** REQUIRED ACTION **
Write back every entry exactly as it reads, with the pictures left behind.

(Element data from apps and pages)
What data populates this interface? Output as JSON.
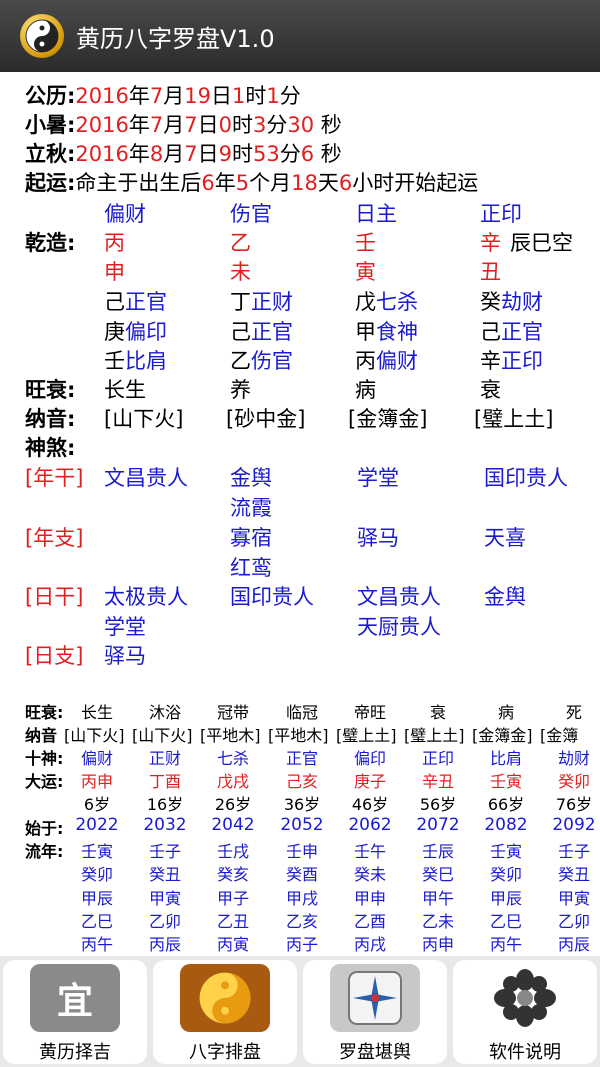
{
  "app": {
    "title": "黄历八字罗盘V1.0"
  },
  "header": {
    "gongli": {
      "label": "公历:",
      "year": "2016",
      "month": "7",
      "day": "19",
      "hour": "1",
      "minute": "1"
    },
    "xiaoshu": {
      "label": "小暑:",
      "year": "2016",
      "month": "7",
      "day": "7",
      "hour": "0",
      "minute": "3",
      "second": "30"
    },
    "liqiu": {
      "label": "立秋:",
      "year": "2016",
      "month": "8",
      "day": "7",
      "hour": "9",
      "minute": "53",
      "second": "6"
    },
    "qiyun": {
      "label": "起运:",
      "prefix": "命主于出生后",
      "years": "6",
      "months": "5",
      "days": "18",
      "hours": "6",
      "suffix": "小时开始起运"
    }
  },
  "units": {
    "nian": "年",
    "yue": "月",
    "ri": "日",
    "shi": "时",
    "fen": "分",
    "miao": " 秒",
    "ge_yue": "个月",
    "tian": "天"
  },
  "bazi": {
    "label": "乾造:",
    "shishen": [
      "偏财",
      "伤官",
      "日主",
      "正印"
    ],
    "gan": [
      "丙",
      "乙",
      "壬",
      "辛"
    ],
    "kong": "辰巳空",
    "zhi": [
      "申",
      "未",
      "寅",
      "丑"
    ],
    "canggan": [
      [
        [
          "己",
          "正官"
        ],
        [
          "庚",
          "偏印"
        ],
        [
          "壬",
          "比肩"
        ]
      ],
      [
        [
          "丁",
          "正财"
        ],
        [
          "己",
          "正官"
        ],
        [
          "乙",
          "伤官"
        ]
      ],
      [
        [
          "戊",
          "七杀"
        ],
        [
          "甲",
          "食神"
        ],
        [
          "丙",
          "偏财"
        ]
      ],
      [
        [
          "癸",
          "劫财"
        ],
        [
          "己",
          "正官"
        ],
        [
          "辛",
          "正印"
        ]
      ]
    ],
    "wangshuai_label": "旺衰:",
    "wangshuai": [
      "长生",
      "养",
      "病",
      "衰"
    ],
    "nayin_label": "纳音:",
    "nayin": [
      "[山下火]",
      "[砂中金]",
      "[金簿金]",
      "[璧上土]"
    ],
    "shensha_label": "神煞:"
  },
  "shensha": {
    "niangan": {
      "label": "[年干]",
      "cols": [
        [
          "文昌贵人"
        ],
        [
          "金舆",
          "流霞"
        ],
        [
          "学堂"
        ],
        [
          "国印贵人"
        ]
      ]
    },
    "nianzhi": {
      "label": "[年支]",
      "cols": [
        [],
        [
          "寡宿",
          "红鸾"
        ],
        [
          "驿马"
        ],
        [
          "天喜"
        ]
      ]
    },
    "rigan": {
      "label": "[日干]",
      "cols": [
        [
          "太极贵人",
          "学堂"
        ],
        [
          "国印贵人"
        ],
        [
          "文昌贵人",
          "天厨贵人"
        ],
        [
          "金舆"
        ]
      ]
    },
    "rizhi": {
      "label": "[日支]",
      "cols": [
        [
          "驿马"
        ],
        [],
        [],
        []
      ]
    }
  },
  "dayun": {
    "wangshuai_label": "旺衰:",
    "wangshuai": [
      "长生",
      "沐浴",
      "冠带",
      "临冠",
      "帝旺",
      "衰",
      "病",
      "死"
    ],
    "nayin_label": "纳音",
    "nayin": [
      "[山下火]",
      "[山下火]",
      "[平地木]",
      "[平地木]",
      "[璧上土]",
      "[璧上土]",
      "[金簿金]",
      "[金簿"
    ],
    "shishen_label": "十神:",
    "shishen": [
      "偏财",
      "正财",
      "七杀",
      "正官",
      "偏印",
      "正印",
      "比肩",
      "劫财"
    ],
    "dayun_label": "大运:",
    "ganzhi": [
      "丙申",
      "丁酉",
      "戊戌",
      "己亥",
      "庚子",
      "辛丑",
      "壬寅",
      "癸卯"
    ],
    "ages": [
      "6岁",
      "16岁",
      "26岁",
      "36岁",
      "46岁",
      "56岁",
      "66岁",
      "76岁"
    ],
    "shiyu_label": "始于:",
    "years": [
      "2022",
      "2032",
      "2042",
      "2052",
      "2062",
      "2072",
      "2082",
      "2092"
    ],
    "liunian_label": "流年:",
    "liunian": [
      [
        "壬寅",
        "壬子",
        "壬戌",
        "壬申",
        "壬午",
        "壬辰",
        "壬寅",
        "壬子"
      ],
      [
        "癸卯",
        "癸丑",
        "癸亥",
        "癸酉",
        "癸未",
        "癸巳",
        "癸卯",
        "癸丑"
      ],
      [
        "甲辰",
        "甲寅",
        "甲子",
        "甲戌",
        "甲申",
        "甲午",
        "甲辰",
        "甲寅"
      ],
      [
        "乙巳",
        "乙卯",
        "乙丑",
        "乙亥",
        "乙酉",
        "乙未",
        "乙巳",
        "乙卯"
      ],
      [
        "丙午",
        "丙辰",
        "丙寅",
        "丙子",
        "丙戌",
        "丙申",
        "丙午",
        "丙辰"
      ]
    ]
  },
  "tabs": [
    {
      "label": "黄历择吉",
      "icon": "calendar-icon",
      "icon_glyph": "宜",
      "bg": "#8a8a8a"
    },
    {
      "label": "八字排盘",
      "icon": "yinyang-icon",
      "icon_glyph": "☯",
      "bg": "#a85a10"
    },
    {
      "label": "罗盘堪舆",
      "icon": "compass-icon",
      "icon_glyph": "✦",
      "bg": "#b8b8b8"
    },
    {
      "label": "软件说明",
      "icon": "flower-icon",
      "icon_glyph": "✿",
      "bg": "#ffffff"
    }
  ],
  "colors": {
    "red": "#e02020",
    "blue": "#1a1ad0",
    "titlebar": "#333333",
    "bottombar": "#e9e9e9"
  }
}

** YOUR RESPONSE **
What data populates this interface? Output as JSON.
{
  "app": {
    "title": "黄历八字罗盘V1.0"
  },
  "header": {
    "gongli": {
      "label": "公历:",
      "year": "2016",
      "month": "7",
      "day": "19",
      "hour": "1",
      "minute": "1"
    },
    "xiaoshu": {
      "label": "小暑:",
      "year": "2016",
      "month": "7",
      "day": "7",
      "hour": "0",
      "minute": "3",
      "second": "30"
    },
    "liqiu": {
      "label": "立秋:",
      "year": "2016",
      "month": "8",
      "day": "7",
      "hour": "9",
      "minute": "53",
      "second": "6"
    },
    "qiyun": {
      "label": "起运:",
      "prefix": "命主于出生后",
      "years": "6",
      "months": "5",
      "days": "18",
      "hours": "6",
      "suffix": "小时开始起运"
    }
  },
  "units": {
    "nian": "年",
    "yue": "月",
    "ri": "日",
    "shi": "时",
    "fen": "分",
    "miao": " 秒",
    "ge_yue": "个月",
    "tian": "天"
  },
  "bazi": {
    "label": "乾造:",
    "shishen": [
      "偏财",
      "伤官",
      "日主",
      "正印"
    ],
    "gan": [
      "丙",
      "乙",
      "壬",
      "辛"
    ],
    "kong": "辰巳空",
    "zhi": [
      "申",
      "未",
      "寅",
      "丑"
    ],
    "canggan": [
      [
        [
          "己",
          "正官"
        ],
        [
          "庚",
          "偏印"
        ],
        [
          "壬",
          "比肩"
        ]
      ],
      [
        [
          "丁",
          "正财"
        ],
        [
          "己",
          "正官"
        ],
        [
          "乙",
          "伤官"
        ]
      ],
      [
        [
          "戊",
          "七杀"
        ],
        [
          "甲",
          "食神"
        ],
        [
          "丙",
          "偏财"
        ]
      ],
      [
        [
          "癸",
          "劫财"
        ],
        [
          "己",
          "正官"
        ],
        [
          "辛",
          "正印"
        ]
      ]
    ],
    "wangshuai_label": "旺衰:",
    "wangshuai": [
      "长生",
      "养",
      "病",
      "衰"
    ],
    "nayin_label": "纳音:",
    "nayin": [
      "[山下火]",
      "[砂中金]",
      "[金簿金]",
      "[璧上土]"
    ],
    "shensha_label": "神煞:"
  },
  "shensha": {
    "niangan": {
      "label": "[年干]",
      "cols": [
        [
          "文昌贵人"
        ],
        [
          "金舆",
          "流霞"
        ],
        [
          "学堂"
        ],
        [
          "国印贵人"
        ]
      ]
    },
    "nianzhi": {
      "label": "[年支]",
      "cols": [
        [],
        [
          "寡宿",
          "红鸾"
        ],
        [
          "驿马"
        ],
        [
          "天喜"
        ]
      ]
    },
    "rigan": {
      "label": "[日干]",
      "cols": [
        [
          "太极贵人",
          "学堂"
        ],
        [
          "国印贵人"
        ],
        [
          "文昌贵人",
          "天厨贵人"
        ],
        [
          "金舆"
        ]
      ]
    },
    "rizhi": {
      "label": "[日支]",
      "cols": [
        [
          "驿马"
        ],
        [],
        [],
        []
      ]
    }
  },
  "dayun": {
    "wangshuai_label": "旺衰:",
    "wangshuai": [
      "长生",
      "沐浴",
      "冠带",
      "临冠",
      "帝旺",
      "衰",
      "病",
      "死"
    ],
    "nayin_label": "纳音",
    "nayin": [
      "[山下火]",
      "[山下火]",
      "[平地木]",
      "[平地木]",
      "[璧上土]",
      "[璧上土]",
      "[金簿金]",
      "[金簿"
    ],
    "shishen_label": "十神:",
    "shishen": [
      "偏财",
      "正财",
      "七杀",
      "正官",
      "偏印",
      "正印",
      "比肩",
      "劫财"
    ],
    "dayun_label": "大运:",
    "ganzhi": [
      "丙申",
      "丁酉",
      "戊戌",
      "己亥",
      "庚子",
      "辛丑",
      "壬寅",
      "癸卯"
    ],
    "ages": [
      "6岁",
      "16岁",
      "26岁",
      "36岁",
      "46岁",
      "56岁",
      "66岁",
      "76岁"
    ],
    "shiyu_label": "始于:",
    "years": [
      "2022",
      "2032",
      "2042",
      "2052",
      "2062",
      "2072",
      "2082",
      "2092"
    ],
    "liunian_label": "流年:",
    "liunian": [
      [
        "壬寅",
        "壬子",
        "壬戌",
        "壬申",
        "壬午",
        "壬辰",
        "壬寅",
        "壬子"
      ],
      [
        "癸卯",
        "癸丑",
        "癸亥",
        "癸酉",
        "癸未",
        "癸巳",
        "癸卯",
        "癸丑"
      ],
      [
        "甲辰",
        "甲寅",
        "甲子",
        "甲戌",
        "甲申",
        "甲午",
        "甲辰",
        "甲寅"
      ],
      [
        "乙巳",
        "乙卯",
        "乙丑",
        "乙亥",
        "乙酉",
        "乙未",
        "乙巳",
        "乙卯"
      ],
      [
        "丙午",
        "丙辰",
        "丙寅",
        "丙子",
        "丙戌",
        "丙申",
        "丙午",
        "丙辰"
      ]
    ]
  },
  "tabs": [
    {
      "label": "黄历择吉",
      "icon": "calendar-icon",
      "icon_glyph": "宜",
      "bg": "#8a8a8a"
    },
    {
      "label": "八字排盘",
      "icon": "yinyang-icon",
      "icon_glyph": "☯",
      "bg": "#a85a10"
    },
    {
      "label": "罗盘堪舆",
      "icon": "compass-icon",
      "icon_glyph": "✦",
      "bg": "#b8b8b8"
    },
    {
      "label": "软件说明",
      "icon": "flower-icon",
      "icon_glyph": "✿",
      "bg": "#ffffff"
    }
  ],
  "colors": {
    "red": "#e02020",
    "blue": "#1a1ad0",
    "titlebar": "#333333",
    "bottombar": "#e9e9e9"
  }
}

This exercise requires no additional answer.